Highway 20, the North Cascades Highway, opened for the season Thursday May 8. As the date approached, cycling friends were buzzing with anticipation about the first good opportunity to do the 100-mile out and back across Rainy and Washington Passes to Mazama.
High Performance Cycling teammates initially targeted Sunday May 11, but the weather forecast was unfavorable, and a formal team ride got postponed. Then an invite came from Martha Walsh about Tuesday May 13. After a bit of schedule rearrangement Tuesday was a go: The forecast was for partly cloudy skies and warm temperatures. Unfortunately the weather didn’t quite meet expectations when we started, but conditions improved as the day progressed.
Martha is one of two “matriarchs” of Seattle’s bike racing scene and plays an active role in creating opportunities for women to learn about cycling and try racing. She practices what she preaches: As a personal challenge she is in the midst of seeing how many consecutive days she can ride her bike. Our 100-miler was day 506. Her year-to-date mileage is 5,483.
There are numerous ways to do the out and back to Mazama. This variation starts at the Colonial Creek Campground (folks typically park at the turnout on the north side of Hwy 20 across from the campground entrance) and ends at the Mazama Country Store. This round trip is almost a perfect 100 miles and a stout 9,500′ of climbing.

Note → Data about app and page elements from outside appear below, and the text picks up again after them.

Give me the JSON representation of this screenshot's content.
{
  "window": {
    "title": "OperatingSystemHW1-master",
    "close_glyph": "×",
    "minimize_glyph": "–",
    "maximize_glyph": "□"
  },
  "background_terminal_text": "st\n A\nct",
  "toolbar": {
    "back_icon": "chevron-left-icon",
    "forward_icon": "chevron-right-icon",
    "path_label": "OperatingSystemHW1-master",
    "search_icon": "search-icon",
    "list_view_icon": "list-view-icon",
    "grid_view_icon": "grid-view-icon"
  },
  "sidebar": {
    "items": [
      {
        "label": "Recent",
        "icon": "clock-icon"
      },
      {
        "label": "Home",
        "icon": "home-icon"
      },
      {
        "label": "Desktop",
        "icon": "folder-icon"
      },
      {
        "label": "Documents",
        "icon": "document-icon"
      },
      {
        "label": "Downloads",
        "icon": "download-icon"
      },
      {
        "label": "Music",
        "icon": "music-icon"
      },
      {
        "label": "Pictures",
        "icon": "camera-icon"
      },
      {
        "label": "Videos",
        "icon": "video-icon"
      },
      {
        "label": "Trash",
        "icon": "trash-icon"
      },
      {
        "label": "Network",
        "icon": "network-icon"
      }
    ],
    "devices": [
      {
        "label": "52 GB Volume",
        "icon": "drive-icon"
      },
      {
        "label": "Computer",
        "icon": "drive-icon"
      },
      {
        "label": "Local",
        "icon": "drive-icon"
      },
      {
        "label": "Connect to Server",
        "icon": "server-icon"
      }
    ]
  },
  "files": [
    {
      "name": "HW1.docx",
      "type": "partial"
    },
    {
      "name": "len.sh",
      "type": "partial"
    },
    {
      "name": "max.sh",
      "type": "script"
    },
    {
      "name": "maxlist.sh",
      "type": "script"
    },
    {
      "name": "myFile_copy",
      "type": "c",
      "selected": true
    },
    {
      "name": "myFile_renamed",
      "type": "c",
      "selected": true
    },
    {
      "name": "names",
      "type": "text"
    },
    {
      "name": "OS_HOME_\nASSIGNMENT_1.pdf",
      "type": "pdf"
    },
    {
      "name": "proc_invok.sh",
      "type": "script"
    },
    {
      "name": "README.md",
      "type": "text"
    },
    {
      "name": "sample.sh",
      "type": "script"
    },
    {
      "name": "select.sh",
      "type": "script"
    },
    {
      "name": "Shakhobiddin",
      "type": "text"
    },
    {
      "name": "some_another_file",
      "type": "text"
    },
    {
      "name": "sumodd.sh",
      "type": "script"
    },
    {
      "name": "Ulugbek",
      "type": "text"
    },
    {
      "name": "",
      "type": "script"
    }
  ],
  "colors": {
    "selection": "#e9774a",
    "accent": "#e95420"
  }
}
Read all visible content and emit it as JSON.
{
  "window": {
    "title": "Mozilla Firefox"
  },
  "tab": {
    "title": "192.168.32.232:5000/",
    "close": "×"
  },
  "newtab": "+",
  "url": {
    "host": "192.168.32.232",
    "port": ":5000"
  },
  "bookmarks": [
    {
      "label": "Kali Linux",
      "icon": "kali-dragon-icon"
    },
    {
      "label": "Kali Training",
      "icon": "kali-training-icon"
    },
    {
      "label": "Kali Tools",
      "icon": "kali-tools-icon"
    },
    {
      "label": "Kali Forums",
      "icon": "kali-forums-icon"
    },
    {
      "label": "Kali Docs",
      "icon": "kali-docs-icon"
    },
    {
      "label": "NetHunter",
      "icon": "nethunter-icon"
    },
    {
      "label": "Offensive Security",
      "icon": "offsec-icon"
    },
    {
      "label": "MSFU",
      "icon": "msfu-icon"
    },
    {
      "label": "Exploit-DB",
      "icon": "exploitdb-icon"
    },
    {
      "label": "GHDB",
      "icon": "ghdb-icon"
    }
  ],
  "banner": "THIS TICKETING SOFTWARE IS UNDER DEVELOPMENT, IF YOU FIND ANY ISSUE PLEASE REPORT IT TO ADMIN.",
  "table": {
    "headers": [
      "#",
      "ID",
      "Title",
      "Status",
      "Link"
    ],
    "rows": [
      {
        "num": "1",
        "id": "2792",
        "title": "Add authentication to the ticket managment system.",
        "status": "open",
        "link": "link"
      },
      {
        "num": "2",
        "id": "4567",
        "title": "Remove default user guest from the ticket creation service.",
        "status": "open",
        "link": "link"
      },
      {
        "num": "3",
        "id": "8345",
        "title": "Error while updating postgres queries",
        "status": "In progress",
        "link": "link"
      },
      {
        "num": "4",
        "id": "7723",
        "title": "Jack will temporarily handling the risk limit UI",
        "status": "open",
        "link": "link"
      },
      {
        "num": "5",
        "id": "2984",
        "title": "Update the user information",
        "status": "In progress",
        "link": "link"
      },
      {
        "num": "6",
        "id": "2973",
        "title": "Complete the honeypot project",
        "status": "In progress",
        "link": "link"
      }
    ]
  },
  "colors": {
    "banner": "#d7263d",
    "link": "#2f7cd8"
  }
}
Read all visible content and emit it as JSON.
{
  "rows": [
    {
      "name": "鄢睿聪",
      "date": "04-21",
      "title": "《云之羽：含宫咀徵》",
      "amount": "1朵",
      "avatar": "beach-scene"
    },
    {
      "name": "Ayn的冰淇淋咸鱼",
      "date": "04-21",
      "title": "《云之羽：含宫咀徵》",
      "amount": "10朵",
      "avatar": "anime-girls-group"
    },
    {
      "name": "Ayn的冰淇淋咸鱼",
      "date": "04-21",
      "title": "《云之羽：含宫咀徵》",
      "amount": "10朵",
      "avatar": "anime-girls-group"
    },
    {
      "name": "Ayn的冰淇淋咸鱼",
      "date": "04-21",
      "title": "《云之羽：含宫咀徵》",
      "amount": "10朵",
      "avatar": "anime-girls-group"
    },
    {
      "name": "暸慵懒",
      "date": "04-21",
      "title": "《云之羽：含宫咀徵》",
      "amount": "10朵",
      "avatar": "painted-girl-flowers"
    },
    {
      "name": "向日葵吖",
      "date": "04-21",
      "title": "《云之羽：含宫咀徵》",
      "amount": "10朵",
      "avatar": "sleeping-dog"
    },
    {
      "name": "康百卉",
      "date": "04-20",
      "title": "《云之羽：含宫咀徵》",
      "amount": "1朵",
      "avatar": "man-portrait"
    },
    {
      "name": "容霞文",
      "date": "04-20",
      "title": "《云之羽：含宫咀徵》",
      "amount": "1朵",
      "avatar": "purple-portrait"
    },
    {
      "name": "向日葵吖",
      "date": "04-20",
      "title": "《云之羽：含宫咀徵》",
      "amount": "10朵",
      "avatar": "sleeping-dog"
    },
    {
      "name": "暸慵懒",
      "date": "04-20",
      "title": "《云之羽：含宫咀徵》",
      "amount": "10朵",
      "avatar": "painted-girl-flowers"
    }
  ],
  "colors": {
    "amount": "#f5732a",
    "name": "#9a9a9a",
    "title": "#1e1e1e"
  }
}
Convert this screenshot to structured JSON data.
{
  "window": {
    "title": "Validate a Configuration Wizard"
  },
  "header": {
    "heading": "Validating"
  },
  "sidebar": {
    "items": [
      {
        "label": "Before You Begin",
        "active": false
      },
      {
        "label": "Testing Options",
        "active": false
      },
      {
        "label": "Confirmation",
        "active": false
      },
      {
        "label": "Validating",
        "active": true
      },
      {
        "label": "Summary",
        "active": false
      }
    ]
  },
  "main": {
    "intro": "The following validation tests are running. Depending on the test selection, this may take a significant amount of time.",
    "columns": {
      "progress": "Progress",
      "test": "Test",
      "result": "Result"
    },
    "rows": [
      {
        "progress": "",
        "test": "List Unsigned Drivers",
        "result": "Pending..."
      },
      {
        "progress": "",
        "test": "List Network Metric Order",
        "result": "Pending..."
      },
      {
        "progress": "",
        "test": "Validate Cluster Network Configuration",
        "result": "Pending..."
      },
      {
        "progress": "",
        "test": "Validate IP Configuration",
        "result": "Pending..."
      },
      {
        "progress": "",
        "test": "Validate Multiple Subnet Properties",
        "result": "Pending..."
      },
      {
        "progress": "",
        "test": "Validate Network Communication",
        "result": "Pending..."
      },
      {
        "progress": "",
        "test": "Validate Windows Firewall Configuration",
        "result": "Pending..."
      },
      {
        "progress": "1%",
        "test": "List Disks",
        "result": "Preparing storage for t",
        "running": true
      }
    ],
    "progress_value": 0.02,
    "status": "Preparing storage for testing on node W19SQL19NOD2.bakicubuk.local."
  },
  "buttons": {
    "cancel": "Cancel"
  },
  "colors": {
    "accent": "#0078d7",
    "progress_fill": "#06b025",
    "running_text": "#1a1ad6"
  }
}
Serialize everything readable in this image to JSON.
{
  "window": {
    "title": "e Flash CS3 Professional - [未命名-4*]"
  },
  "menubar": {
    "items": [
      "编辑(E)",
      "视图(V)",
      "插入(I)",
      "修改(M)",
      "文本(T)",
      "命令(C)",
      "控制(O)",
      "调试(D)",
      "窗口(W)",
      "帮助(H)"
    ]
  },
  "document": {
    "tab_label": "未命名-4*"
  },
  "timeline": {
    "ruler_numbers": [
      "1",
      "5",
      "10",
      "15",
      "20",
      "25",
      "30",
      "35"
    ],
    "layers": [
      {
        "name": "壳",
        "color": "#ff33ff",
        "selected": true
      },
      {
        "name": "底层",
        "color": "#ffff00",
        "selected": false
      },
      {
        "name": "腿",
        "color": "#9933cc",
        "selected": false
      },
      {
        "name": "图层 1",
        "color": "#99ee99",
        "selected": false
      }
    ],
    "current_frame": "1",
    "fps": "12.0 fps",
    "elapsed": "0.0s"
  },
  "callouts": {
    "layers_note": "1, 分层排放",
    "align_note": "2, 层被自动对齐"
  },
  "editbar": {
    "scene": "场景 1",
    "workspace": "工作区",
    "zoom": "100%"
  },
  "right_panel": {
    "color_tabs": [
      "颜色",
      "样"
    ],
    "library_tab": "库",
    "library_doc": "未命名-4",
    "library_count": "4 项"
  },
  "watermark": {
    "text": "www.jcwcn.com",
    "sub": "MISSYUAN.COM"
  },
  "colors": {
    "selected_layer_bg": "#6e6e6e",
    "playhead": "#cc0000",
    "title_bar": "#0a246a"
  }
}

The climbing commences immediately after leaving the parking lot, and it’s 5 uphill miles before the legs get a chance to rest. After an all-too-brief ~4 mile downhill the climbing resumes unabated for ~19 miles to Rainy Pass. Opinions vary on the quality of the road surface; this time around my legs felt strained by the uncomfortable sticky sensations of chip seal nearly all of the way to Rainy Pass.
At the turnaround point at the Mazama Country Store, riders typically get refreshed with a tasty sandwich and a coffee drink. Although it’s tempting to hang out in the tranquil warmth of the Methow Valley, the climb from Mazama to Washington Pass is tough and you don’t want to linger too long lest the legs get stale. That return trip up the east side of Washington Pass climbs a solid ~3,000′ in ~18 miles. Ouch.
On the return trip from Washington Pass it’s mostly downhill with a short climb back up Rainy Pass, and then another brief climb to the Diablo Overlook. As we descended, Martha employed great group riding etiquette (even if it was just a group of two) by pointing out potholes and fractures in the road, and she reminded me about a section of road that has off-camber slumps that could catch a cyclist off-guard.
On the approach to Diablo Lake we were confronted with the other “bonus” that can happen on this ride, which is a headwind (or swirling crosswinds). After a day of climbing it feels downright ungratifying to have to pedal downhill to finish the ride.
Martha loves cycling uphill in the Cascades, and the trek across Highway 20 is one of her favorites:
“It’s far enough away from Seattle that it is a very special trip. The road is closed roughly half the year, and the weather has to be just right. I’m planning a trip to other national parks in the west later this year, and all I could think of while riding through the North Cascades was ‘why?'”
I’ve done this ride quite a number of times, and in my opinion the best time to go is from now until when the snow melts: The snow keeps the temperatures relatively mild and provides a brilliant contrast against the massive cliffs and blue sky. Pro tip: Stash a coke in the snow at the top of Washington Pass for the return trip and the final 32 miles will be blissful, even if you are battling cross-winds.
A midsummer transit can be very hot, especially the climb from Mazama to Washington Pass; during one mid-July adventure I drank 9 liters!
Autumn is a distant second choice compared to spring and early summer: The temperatures are usually cool and the trees on the east side can be spectacular.
If you’ve never tried this Washington State classic, put it on your hit list!